G-XX will be followed immediately by the 8th CEOS SST-VC meeting. The meeting takes place at the very end of the GHRSST International Science Team meeting so that SST-VC members can collate all of the scientific and technical progress from the week and develop a coherent strategy for the year ahead, linking GHRSST and CEOS to advance the needs of SST users around the world.
Registration deadline: 24 May 2019
2 - 3 July 2019
The World Soils 2019 User Consultation Meeting on space-based EO tools for mapping and monitoring soils will take place from 2 - 3 July 2019 at ESA ESRIN, Frascati, Italy.
With the advent of operational EO systems such as the European Union Copernicus Program (including the high priority Copernicus expansion missions), the free and open EO data policies as well as cloud-based access and processing capabilities (e.g. DIAS) an EO based Soil Monitoring System appears feasible today.
The aim of the workshop is to bring together stakeholders from the policy and user domain with remote sensing experts to discuss the necessary steps to develop such a system.
Abstract submission deadline: 31 May 2019
9 - 11 September 2019
A CEOS WMO-GSICS workshop will be hosted by the UK Space Agency at National Physical Laboratory (NPL), London, UK from 09 to 11 September 2019.
Recent years have seen an increasing urgency from international coordinating bodies such as CEOS, WMO-GSICS, GCOS, climate researchers, and policy makers to establish a space-based climate observing system capable of unambiguously monitoring indicators of change in the Earth's climate, as needed for international mitigation strategies such as the 2015 Paris climate accord.

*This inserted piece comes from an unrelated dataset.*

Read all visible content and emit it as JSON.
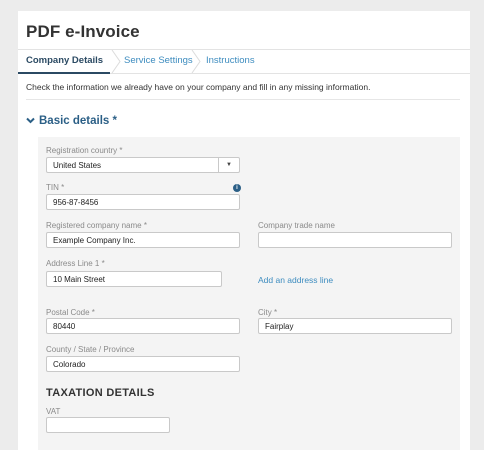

Such an observing system requires the combined and coordinated efforts of the world's space agencies.
To deliver data that can be considered unequivocal on decadal timescales, facilitating policy makers to make decisions in a timely manner, requires improvements to heritage, existing, and in-development space assets. In particular, observations spanning the electromagnetic spectrum from the near-UV to microwave need to be of sufficient accuracy and duration, traceable to the International System of Units (SI), and sampled to ensure global representation in order to detect change in as short a timescale as possible. The harshness of launch and the space environment has to date limited any satellite mission's ability to robustly demonstrate SI traceability on-orbit at the accuracy and confidence levels needed.
An order of magnitude improvement is typically required for robust climate observations. Although not as demanding in terms of long-term accuracies, implementing such a system also facilitates improvements to operational applications, particularly where data harmonisation enables ‘information on-demand' for a wider range of applications such as health, a sustainable food supply, and pollution.
Bringing together experts from space agencies, industry, academia, and policy makers, the intent of this international workshop is a community strategy to quantify the benefits and consequential specifications of a space-based climate observing system along with a roadmap to implementation.